▶ **Your task**
Restate the records underneath, keeping each one exactly the same.
--- Records for this task ---
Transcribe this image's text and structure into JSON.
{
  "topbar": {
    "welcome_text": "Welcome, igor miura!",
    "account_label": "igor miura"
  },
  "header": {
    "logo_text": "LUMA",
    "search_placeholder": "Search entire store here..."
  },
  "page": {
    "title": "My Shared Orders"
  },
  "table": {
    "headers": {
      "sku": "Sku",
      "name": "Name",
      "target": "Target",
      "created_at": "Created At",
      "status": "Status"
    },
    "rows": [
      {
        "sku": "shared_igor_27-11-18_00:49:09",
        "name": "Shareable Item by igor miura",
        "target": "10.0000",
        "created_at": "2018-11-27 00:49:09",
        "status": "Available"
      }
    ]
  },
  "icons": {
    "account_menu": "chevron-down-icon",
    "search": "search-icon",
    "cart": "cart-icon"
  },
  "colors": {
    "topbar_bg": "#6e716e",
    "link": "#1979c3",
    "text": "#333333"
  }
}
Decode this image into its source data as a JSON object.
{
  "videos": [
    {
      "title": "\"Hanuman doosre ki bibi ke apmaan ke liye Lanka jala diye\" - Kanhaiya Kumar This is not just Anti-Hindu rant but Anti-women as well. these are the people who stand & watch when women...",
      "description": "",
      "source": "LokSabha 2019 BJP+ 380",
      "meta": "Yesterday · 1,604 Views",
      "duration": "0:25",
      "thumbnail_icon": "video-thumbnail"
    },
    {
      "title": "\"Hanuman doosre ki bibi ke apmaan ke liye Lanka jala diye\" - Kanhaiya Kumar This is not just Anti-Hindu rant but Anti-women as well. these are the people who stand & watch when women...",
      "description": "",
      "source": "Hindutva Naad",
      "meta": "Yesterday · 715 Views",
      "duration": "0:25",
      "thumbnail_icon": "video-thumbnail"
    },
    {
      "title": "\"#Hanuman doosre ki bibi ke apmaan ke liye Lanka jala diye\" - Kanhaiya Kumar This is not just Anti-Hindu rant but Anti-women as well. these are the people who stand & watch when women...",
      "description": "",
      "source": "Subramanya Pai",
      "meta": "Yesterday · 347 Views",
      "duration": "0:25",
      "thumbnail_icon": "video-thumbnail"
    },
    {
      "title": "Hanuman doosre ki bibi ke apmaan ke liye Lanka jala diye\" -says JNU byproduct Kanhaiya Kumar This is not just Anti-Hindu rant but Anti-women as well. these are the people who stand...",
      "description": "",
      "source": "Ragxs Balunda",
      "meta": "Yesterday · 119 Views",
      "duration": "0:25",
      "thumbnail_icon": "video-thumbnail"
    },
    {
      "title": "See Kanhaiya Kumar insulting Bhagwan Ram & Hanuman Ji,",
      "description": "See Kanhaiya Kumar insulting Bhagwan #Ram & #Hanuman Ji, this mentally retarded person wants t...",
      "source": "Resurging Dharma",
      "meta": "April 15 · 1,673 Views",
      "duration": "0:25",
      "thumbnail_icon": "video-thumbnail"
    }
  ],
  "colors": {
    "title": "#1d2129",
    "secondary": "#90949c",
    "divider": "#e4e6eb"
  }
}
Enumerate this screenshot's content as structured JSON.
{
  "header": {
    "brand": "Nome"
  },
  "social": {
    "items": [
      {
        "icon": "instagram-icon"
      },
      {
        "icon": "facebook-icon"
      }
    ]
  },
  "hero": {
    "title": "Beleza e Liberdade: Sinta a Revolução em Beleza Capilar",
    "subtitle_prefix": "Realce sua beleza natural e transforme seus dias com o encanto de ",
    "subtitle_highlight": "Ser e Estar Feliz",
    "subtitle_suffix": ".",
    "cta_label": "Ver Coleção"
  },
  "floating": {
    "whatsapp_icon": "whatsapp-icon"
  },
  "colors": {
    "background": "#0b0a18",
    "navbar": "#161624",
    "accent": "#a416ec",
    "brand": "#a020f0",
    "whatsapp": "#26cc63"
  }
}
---
▶ **Output for this task**
Transcribe this image's text and structure into JSON.
{
  "topbar": {
    "welcome_text": "Welcome, igor miura!",
    "account_label": "igor miura"
  },
  "header": {
    "logo_text": "LUMA",
    "search_placeholder": "Search entire store here..."
  },
  "page": {
    "title": "My Shared Orders"
  },
  "table": {
    "headers": {
      "sku": "Sku",
      "name": "Name",
      "target": "Target",
      "created_at": "Created At",
      "status": "Status"
    },
    "rows": [
      {
        "sku": "shared_igor_27-11-18_00:49:09",
        "name": "Shareable Item by igor miura",
        "target": "10.0000",
        "created_at": "2018-11-27 00:49:09",
        "status": "Available"
      }
    ]
  },
  "icons": {
    "account_menu": "chevron-down-icon",
    "search": "search-icon",
    "cart": "cart-icon"
  },
  "colors": {
    "topbar_bg": "#6e716e",
    "link": "#1979c3",
    "text": "#333333"
  }
}
Decode this image into its source data as a JSON object.
{
  "videos": [
    {
      "title": "\"Hanuman doosre ki bibi ke apmaan ke liye Lanka jala diye\" - Kanhaiya Kumar This is not just Anti-Hindu rant but Anti-women as well. these are the people who stand & watch when women...",
      "description": "",
      "source": "LokSabha 2019 BJP+ 380",
      "meta": "Yesterday · 1,604 Views",
      "duration": "0:25",
      "thumbnail_icon": "video-thumbnail"
    },
    {
      "title": "\"Hanuman doosre ki bibi ke apmaan ke liye Lanka jala diye\" - Kanhaiya Kumar This is not just Anti-Hindu rant but Anti-women as well. these are the people who stand & watch when women...",
      "description": "",
      "source": "Hindutva Naad",
      "meta": "Yesterday · 715 Views",
      "duration": "0:25",
      "thumbnail_icon": "video-thumbnail"
    },
    {
      "title": "\"#Hanuman doosre ki bibi ke apmaan ke liye Lanka jala diye\" - Kanhaiya Kumar This is not just Anti-Hindu rant but Anti-women as well. these are the people who stand & watch when women...",
      "description": "",
      "source": "Subramanya Pai",
      "meta": "Yesterday · 347 Views",
      "duration": "0:25",
      "thumbnail_icon": "video-thumbnail"
    },
    {
      "title": "Hanuman doosre ki bibi ke apmaan ke liye Lanka jala diye\" -says JNU byproduct Kanhaiya Kumar This is not just Anti-Hindu rant but Anti-women as well. these are the people who stand...",
      "description": "",
      "source": "Ragxs Balunda",
      "meta": "Yesterday · 119 Views",
      "duration": "0:25",
      "thumbnail_icon": "video-thumbnail"
    },
    {
      "title": "See Kanhaiya Kumar insulting Bhagwan Ram & Hanuman Ji,",
      "description": "See Kanhaiya Kumar insulting Bhagwan #Ram & #Hanuman Ji, this mentally retarded person wants t...",
      "source": "Resurging Dharma",
      "meta": "April 15 · 1,673 Views",
      "duration": "0:25",
      "thumbnail_icon": "video-thumbnail"
    }
  ],
  "colors": {
    "title": "#1d2129",
    "secondary": "#90949c",
    "divider": "#e4e6eb"
  }
}
Enumerate this screenshot's content as structured JSON.
{
  "header": {
    "brand": "Nome"
  },
  "social": {
    "items": [
      {
        "icon": "instagram-icon"
      },
      {
        "icon": "facebook-icon"
      }
    ]
  },
  "hero": {
    "title": "Beleza e Liberdade: Sinta a Revolução em Beleza Capilar",
    "subtitle_prefix": "Realce sua beleza natural e transforme seus dias com o encanto de ",
    "subtitle_highlight": "Ser e Estar Feliz",
    "subtitle_suffix": ".",
    "cta_label": "Ver Coleção"
  },
  "floating": {
    "whatsapp_icon": "whatsapp-icon"
  },
  "colors": {
    "background": "#0b0a18",
    "navbar": "#161624",
    "accent": "#a416ec",
    "brand": "#a020f0",
    "whatsapp": "#26cc63"
  }
}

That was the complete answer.